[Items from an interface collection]
· · · · · · ·

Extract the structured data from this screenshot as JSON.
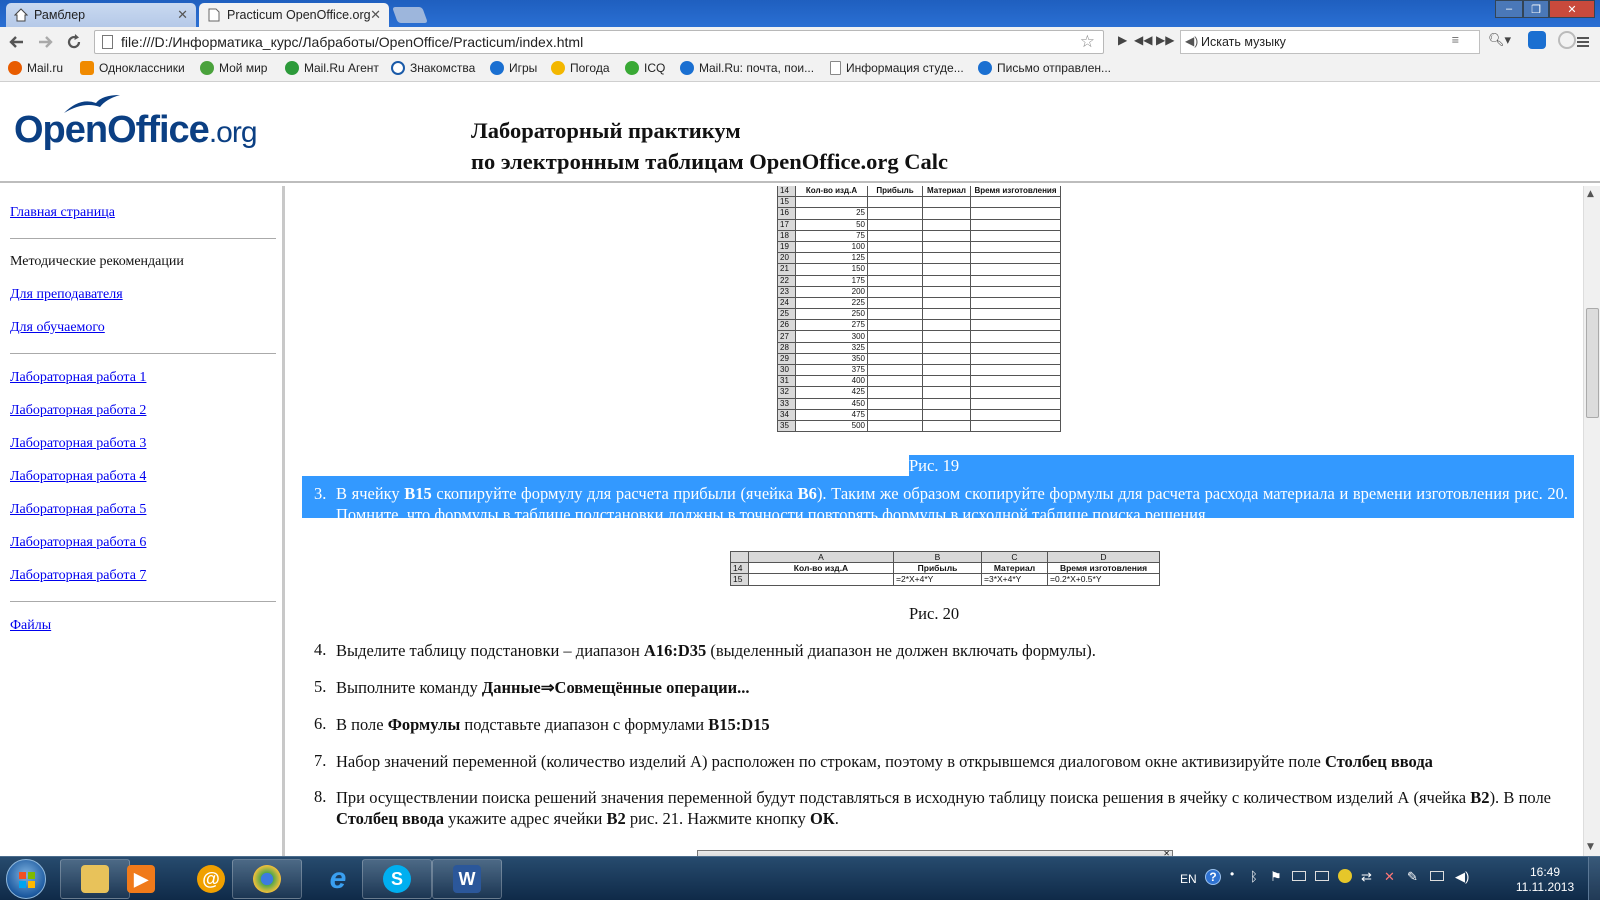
{
  "browser": {
    "tabs": [
      {
        "title": "Рамблер",
        "active": false
      },
      {
        "title": "Practicum OpenOffice.org",
        "active": true
      }
    ],
    "window_controls": {
      "minimize": "–",
      "maximize": "❐",
      "close": "✕"
    },
    "url": "file:///D:/Информатика_курс/Лабработы/OpenOffice/Practicum/index.html",
    "music_search_placeholder": "Искать музыку",
    "bookmarks": [
      {
        "label": "Mail.ru",
        "icon": "mailru-icon",
        "color": "#e85c00"
      },
      {
        "label": "Одноклассники",
        "icon": "odnoklassniki-icon",
        "color": "#f08a00"
      },
      {
        "label": "Мой мир",
        "icon": "moymir-icon",
        "color": "#4aa23c"
      },
      {
        "label": "Mail.Ru Агент",
        "icon": "agent-icon",
        "color": "#2c9a3a"
      },
      {
        "label": "Знакомства",
        "icon": "at-icon",
        "color": "#1a5aa8"
      },
      {
        "label": "Игры",
        "icon": "games-icon",
        "color": "#1a6fd1"
      },
      {
        "label": "Погода",
        "icon": "weather-icon",
        "color": "#f3b700"
      },
      {
        "label": "ICQ",
        "icon": "icq-icon",
        "color": "#39a935"
      },
      {
        "label": "Mail.Ru: почта, пои...",
        "icon": "mailru-icon",
        "color": "#1a6fd1"
      },
      {
        "label": "Информация студе...",
        "icon": "page-icon",
        "color": "#dddddd"
      },
      {
        "label": "Письмо отправлен...",
        "icon": "mailru-icon",
        "color": "#1a6fd1"
      }
    ]
  },
  "header": {
    "logo_main": "OpenOffice",
    "logo_suffix": ".org",
    "title_line1": "Лабораторный практикум",
    "title_line2": "по электронным таблицам OpenOffice.org Calc"
  },
  "nav": {
    "home": "Главная страница",
    "methods_heading": "Методические рекомендации",
    "for_teacher": "Для преподавателя",
    "for_student": "Для обучаемого",
    "labs": [
      "Лабораторная работа 1",
      "Лабораторная работа 2",
      "Лабораторная работа 3",
      "Лабораторная работа 4",
      "Лабораторная работа 5",
      "Лабораторная работа 6",
      "Лабораторная работа 7"
    ],
    "files": "Файлы"
  },
  "figure19": {
    "headers": [
      "Кол-во изд.А",
      "Прибыль",
      "Материал",
      "Время изготовления"
    ],
    "rows": [
      [
        "14",
        "",
        "",
        "",
        ""
      ],
      [
        "15",
        "",
        "",
        "",
        ""
      ],
      [
        "16",
        "25",
        "",
        "",
        ""
      ],
      [
        "17",
        "50",
        "",
        "",
        ""
      ],
      [
        "18",
        "75",
        "",
        "",
        ""
      ],
      [
        "19",
        "100",
        "",
        "",
        ""
      ],
      [
        "20",
        "125",
        "",
        "",
        ""
      ],
      [
        "21",
        "150",
        "",
        "",
        ""
      ],
      [
        "22",
        "175",
        "",
        "",
        ""
      ],
      [
        "23",
        "200",
        "",
        "",
        ""
      ],
      [
        "24",
        "225",
        "",
        "",
        ""
      ],
      [
        "25",
        "250",
        "",
        "",
        ""
      ],
      [
        "26",
        "275",
        "",
        "",
        ""
      ],
      [
        "27",
        "300",
        "",
        "",
        ""
      ],
      [
        "28",
        "325",
        "",
        "",
        ""
      ],
      [
        "29",
        "350",
        "",
        "",
        ""
      ],
      [
        "30",
        "375",
        "",
        "",
        ""
      ],
      [
        "31",
        "400",
        "",
        "",
        ""
      ],
      [
        "32",
        "425",
        "",
        "",
        ""
      ],
      [
        "33",
        "450",
        "",
        "",
        ""
      ],
      [
        "34",
        "475",
        "",
        "",
        ""
      ],
      [
        "35",
        "500",
        "",
        "",
        ""
      ]
    ],
    "caption": "Рис. 19"
  },
  "step3": {
    "num": "3.",
    "t1": "В ячейку ",
    "b1": "В15",
    "t2": " скопируйте формулу для расчета прибыли (ячейка ",
    "b2": "В6",
    "t3": "). Таким же образом скопируйте формулы для расчета расхода материала и времени изготовления рис. 20. Помните, что формулы в таблице подстановки должны в точности повторять формулы в исходной таблице поиска решения."
  },
  "figure20": {
    "columns": [
      "",
      "A",
      "B",
      "C",
      "D"
    ],
    "header_row": [
      "14",
      "Кол-во изд.А",
      "Прибыль",
      "Материал",
      "Время изготовления"
    ],
    "formula_row": [
      "15",
      "",
      "=2*X+4*Y",
      "=3*X+4*Y",
      "=0.2*X+0.5*Y"
    ],
    "caption": "Рис. 20"
  },
  "steps": [
    {
      "num": "4.",
      "t1": "Выделите таблицу подстановки – диапазон ",
      "b1": "A16:D35",
      "t2": " (выделенный диапазон не должен включать формулы)."
    },
    {
      "num": "5.",
      "t1": "Выполните команду ",
      "b1": "Данные⇒Совмещённые операции...",
      "t2": ""
    },
    {
      "num": "6.",
      "t1": "В поле ",
      "b1": "Формулы",
      "t2": " подставьте диапазон с формулами ",
      "b2": "В15:D15"
    },
    {
      "num": "7.",
      "t1": "Набор значений переменной (количество изделий А) расположен по строкам, поэтому в открывшемся диалоговом окне активизируйте поле ",
      "b1": "Столбец ввода"
    }
  ],
  "step8": {
    "num": "8.",
    "t1": "При осуществлении поиска решений значения переменной будут подставляться в исходную таблицу поиска решения в ячейку с количеством изделий А (ячейка ",
    "b1": "В2",
    "t2": "). В поле ",
    "b2": "Столбец ввода",
    "t3": " укажите адрес ячейки ",
    "b3": "В2",
    "t4": " рис. 21. Нажмите кнопку ",
    "b4": "ОК",
    "t5": "."
  },
  "taskbar": {
    "apps": [
      {
        "name": "explorer",
        "icon": "folder-icon",
        "color": "#e8c25a"
      },
      {
        "name": "media-player",
        "icon": "media-player-icon",
        "color": "#f07a1a"
      },
      {
        "name": "mail-agent",
        "icon": "mail-agent-icon",
        "color": "#f0a000"
      },
      {
        "name": "chrome",
        "icon": "chrome-icon",
        "color": "#55a64a"
      },
      {
        "name": "ie",
        "icon": "ie-icon",
        "color": "#1f8fe0"
      },
      {
        "name": "skype",
        "icon": "skype-icon",
        "color": "#00aff0"
      },
      {
        "name": "word",
        "icon": "word-icon",
        "color": "#2b579a"
      }
    ],
    "lang": "EN",
    "time": "16:49",
    "date": "11.11.2013"
  }
}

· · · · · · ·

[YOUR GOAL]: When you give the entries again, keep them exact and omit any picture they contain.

[ANSWER]:
Extract the structured data from this screenshot as JSON.
{
  "browser": {
    "tabs": [
      {
        "title": "Рамблер",
        "active": false
      },
      {
        "title": "Practicum OpenOffice.org",
        "active": true
      }
    ],
    "window_controls": {
      "minimize": "–",
      "maximize": "❐",
      "close": "✕"
    },
    "url": "file:///D:/Информатика_курс/Лабработы/OpenOffice/Practicum/index.html",
    "music_search_placeholder": "Искать музыку",
    "bookmarks": [
      {
        "label": "Mail.ru",
        "icon": "mailru-icon",
        "color": "#e85c00"
      },
      {
        "label": "Одноклассники",
        "icon": "odnoklassniki-icon",
        "color": "#f08a00"
      },
      {
        "label": "Мой мир",
        "icon": "moymir-icon",
        "color": "#4aa23c"
      },
      {
        "label": "Mail.Ru Агент",
        "icon": "agent-icon",
        "color": "#2c9a3a"
      },
      {
        "label": "Знакомства",
        "icon": "at-icon",
        "color": "#1a5aa8"
      },
      {
        "label": "Игры",
        "icon": "games-icon",
        "color": "#1a6fd1"
      },
      {
        "label": "Погода",
        "icon": "weather-icon",
        "color": "#f3b700"
      },
      {
        "label": "ICQ",
        "icon": "icq-icon",
        "color": "#39a935"
      },
      {
        "label": "Mail.Ru: почта, пои...",
        "icon": "mailru-icon",
        "color": "#1a6fd1"
      },
      {
        "label": "Информация студе...",
        "icon": "page-icon",
        "color": "#dddddd"
      },
      {
        "label": "Письмо отправлен...",
        "icon": "mailru-icon",
        "color": "#1a6fd1"
      }
    ]
  },
  "header": {
    "logo_main": "OpenOffice",
    "logo_suffix": ".org",
    "title_line1": "Лабораторный практикум",
    "title_line2": "по электронным таблицам OpenOffice.org Calc"
  },
  "nav": {
    "home": "Главная страница",
    "methods_heading": "Методические рекомендации",
    "for_teacher": "Для преподавателя",
    "for_student": "Для обучаемого",
    "labs": [
      "Лабораторная работа 1",
      "Лабораторная работа 2",
      "Лабораторная работа 3",
      "Лабораторная работа 4",
      "Лабораторная работа 5",
      "Лабораторная работа 6",
      "Лабораторная работа 7"
    ],
    "files": "Файлы"
  },
  "figure19": {
    "headers": [
      "Кол-во изд.А",
      "Прибыль",
      "Материал",
      "Время изготовления"
    ],
    "rows": [
      [
        "14",
        "",
        "",
        "",
        ""
      ],
      [
        "15",
        "",
        "",
        "",
        ""
      ],
      [
        "16",
        "25",
        "",
        "",
        ""
      ],
      [
        "17",
        "50",
        "",
        "",
        ""
      ],
      [
        "18",
        "75",
        "",
        "",
        ""
      ],
      [
        "19",
        "100",
        "",
        "",
        ""
      ],
      [
        "20",
        "125",
        "",
        "",
        ""
      ],
      [
        "21",
        "150",
        "",
        "",
        ""
      ],
      [
        "22",
        "175",
        "",
        "",
        ""
      ],
      [
        "23",
        "200",
        "",
        "",
        ""
      ],
      [
        "24",
        "225",
        "",
        "",
        ""
      ],
      [
        "25",
        "250",
        "",
        "",
        ""
      ],
      [
        "26",
        "275",
        "",
        "",
        ""
      ],
      [
        "27",
        "300",
        "",
        "",
        ""
      ],
      [
        "28",
        "325",
        "",
        "",
        ""
      ],
      [
        "29",
        "350",
        "",
        "",
        ""
      ],
      [
        "30",
        "375",
        "",
        "",
        ""
      ],
      [
        "31",
        "400",
        "",
        "",
        ""
      ],
      [
        "32",
        "425",
        "",
        "",
        ""
      ],
      [
        "33",
        "450",
        "",
        "",
        ""
      ],
      [
        "34",
        "475",
        "",
        "",
        ""
      ],
      [
        "35",
        "500",
        "",
        "",
        ""
      ]
    ],
    "caption": "Рис. 19"
  },
  "step3": {
    "num": "3.",
    "t1": "В ячейку ",
    "b1": "В15",
    "t2": " скопируйте формулу для расчета прибыли (ячейка ",
    "b2": "В6",
    "t3": "). Таким же образом скопируйте формулы для расчета расхода материала и времени изготовления рис. 20. Помните, что формулы в таблице подстановки должны в точности повторять формулы в исходной таблице поиска решения."
  },
  "figure20": {
    "columns": [
      "",
      "A",
      "B",
      "C",
      "D"
    ],
    "header_row": [
      "14",
      "Кол-во изд.А",
      "Прибыль",
      "Материал",
      "Время изготовления"
    ],
    "formula_row": [
      "15",
      "",
      "=2*X+4*Y",
      "=3*X+4*Y",
      "=0.2*X+0.5*Y"
    ],
    "caption": "Рис. 20"
  },
  "steps": [
    {
      "num": "4.",
      "t1": "Выделите таблицу подстановки – диапазон ",
      "b1": "A16:D35",
      "t2": " (выделенный диапазон не должен включать формулы)."
    },
    {
      "num": "5.",
      "t1": "Выполните команду ",
      "b1": "Данные⇒Совмещённые операции...",
      "t2": ""
    },
    {
      "num": "6.",
      "t1": "В поле ",
      "b1": "Формулы",
      "t2": " подставьте диапазон с формулами ",
      "b2": "В15:D15"
    },
    {
      "num": "7.",
      "t1": "Набор значений переменной (количество изделий А) расположен по строкам, поэтому в открывшемся диалоговом окне активизируйте поле ",
      "b1": "Столбец ввода"
    }
  ],
  "step8": {
    "num": "8.",
    "t1": "При осуществлении поиска решений значения переменной будут подставляться в исходную таблицу поиска решения в ячейку с количеством изделий А (ячейка ",
    "b1": "В2",
    "t2": "). В поле ",
    "b2": "Столбец ввода",
    "t3": " укажите адрес ячейки ",
    "b3": "В2",
    "t4": " рис. 21. Нажмите кнопку ",
    "b4": "ОК",
    "t5": "."
  },
  "taskbar": {
    "apps": [
      {
        "name": "explorer",
        "icon": "folder-icon",
        "color": "#e8c25a"
      },
      {
        "name": "media-player",
        "icon": "media-player-icon",
        "color": "#f07a1a"
      },
      {
        "name": "mail-agent",
        "icon": "mail-agent-icon",
        "color": "#f0a000"
      },
      {
        "name": "chrome",
        "icon": "chrome-icon",
        "color": "#55a64a"
      },
      {
        "name": "ie",
        "icon": "ie-icon",
        "color": "#1f8fe0"
      },
      {
        "name": "skype",
        "icon": "skype-icon",
        "color": "#00aff0"
      },
      {
        "name": "word",
        "icon": "word-icon",
        "color": "#2b579a"
      }
    ],
    "lang": "EN",
    "time": "16:49",
    "date": "11.11.2013"
  }
}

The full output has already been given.